Financial Services Roundtable to the IRS:
July 1, 2001
Internal Revenue Service
P.O. Box 7604
Ben Franklin Station
Washington, D.C. 20044
Re: Notice of Proposed Rulemaking 126100-00, Proposed Regulations on Guidance on Reporting of Deposit Interest Paid to Nonresident Aliens
Dear Sir or Madam:
The Financial Service Roundtable, representing 100 of the largest integrated financial services companies providing banking, insurance, and investment products and services to the American consumer,
is pleased to offer our comments on the proposed Internal Revenue Service Regulation governing reporting of deposit interest paid to nonresident aliens.
The Roundtable appreciates the efforts of the IRS in issuing the proposed regulation. However, the Roundtable believes that the proposed regulations, as drafted, would result in several large
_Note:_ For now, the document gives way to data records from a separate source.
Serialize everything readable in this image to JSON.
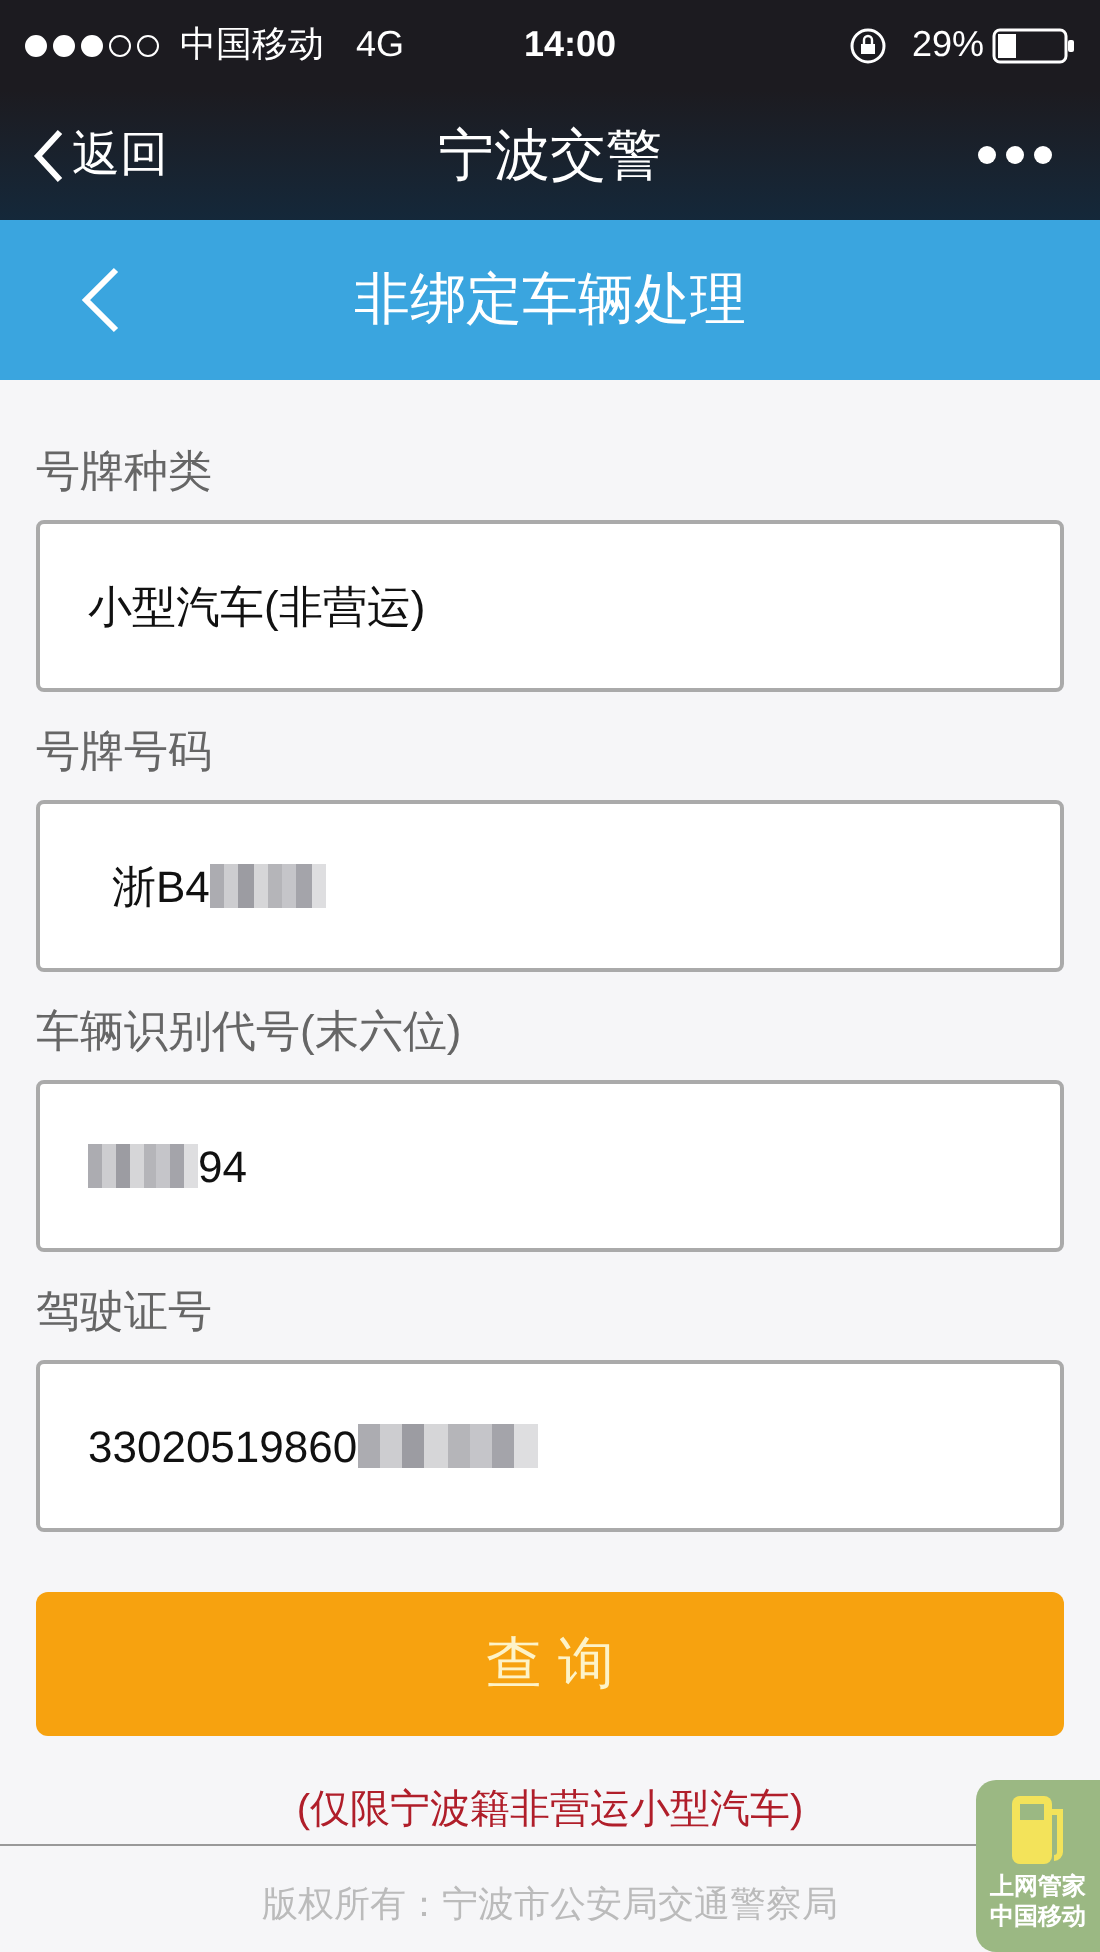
{
  "status_bar": {
    "carrier": "中国移动",
    "network": "4G",
    "time": "14:00",
    "battery": "29%"
  },
  "nav": {
    "back": "返回",
    "title": "宁波交警"
  },
  "header": {
    "title": "非绑定车辆处理"
  },
  "fields": [
    {
      "label": "号牌种类",
      "value": "小型汽车(非营运)",
      "blurred_before": false,
      "blurred_after": false
    },
    {
      "label": "号牌号码",
      "value": "浙B4",
      "blurred_before": false,
      "blurred_after": true
    },
    {
      "label": "车辆识别代号(末六位)",
      "value": "94",
      "blurred_before": true,
      "blurred_after": false
    },
    {
      "label": "驾驶证号",
      "value": "33020519860",
      "blurred_before": false,
      "blurred_after": true
    }
  ],
  "submit_button": "查 询",
  "note": "(仅限宁波籍非营运小型汽车)",
  "footer": "版权所有：宁波市公安局交通警察局",
  "widget": {
    "lines": [
      "上网管家",
      "中国移动"
    ]
  }
}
unintended consequences with little or no corresponding benefit. Most importantly, the Roundtable is concerned that the proposal could adversely affect insured U.S. depositary institutions of all sizes by
encouraging nonresident alien ("NRA") depositors to move substantial amounts of deposits offshore. Additionally, the compliance burden that would be imposed on financial institutions if the regulation is
finalized is potentially quite large.
Impact on U.S. Deposits
NRA depositors choose to keep deposits in U.S. banks because of the stability of the U.S. financial and banking systems. If U.S. banks are required to report these holdings to foreign countries,
particularly those nations with inadequate confidentiality laws or unstable or corrupt governments, the safety of those assets and in extreme situations, the health and safety of the depositors themselves, would be
To avoid potentially adverse consequences if the proposed regulation is finalized, NRA depositors are likely to swiftly move their funds to offshore institutions in countries without similar reporting
requirements. This would harm U.S. financial institutions by lowering their deposit base, and would harm the competitive position of U.S. banks vis-à-vis foreign institutions that do not face similar reporting
Additionally, the Roundtable believes that the proposed regulations would adversely affect U.S. financial companies by creating an undue compliance burden. This burden would include significant
upfront costs to establish systems for reporting NRA deposits. Additional ongoing compliance costs would also be incurred.
In conclusion, Roundtable is concerned the regulation, even in proposed form, will potentially undermine the confidence of NRA depositors in the confidentiality of the U.S. banking system.
Additionally, if finalized, the regulation has the potential to impose significant compliance costs on U.S. institutions. As such the Roundtable respectfully requests that the IRS withdraw the proposed regulation.
If the IRS continues to believes that a regulation is necessary, the Roundtable and our member companies would be glad to work with the agency to develop a more targeted regulatory solution that would address the
concerns of the IRS and our member institutions.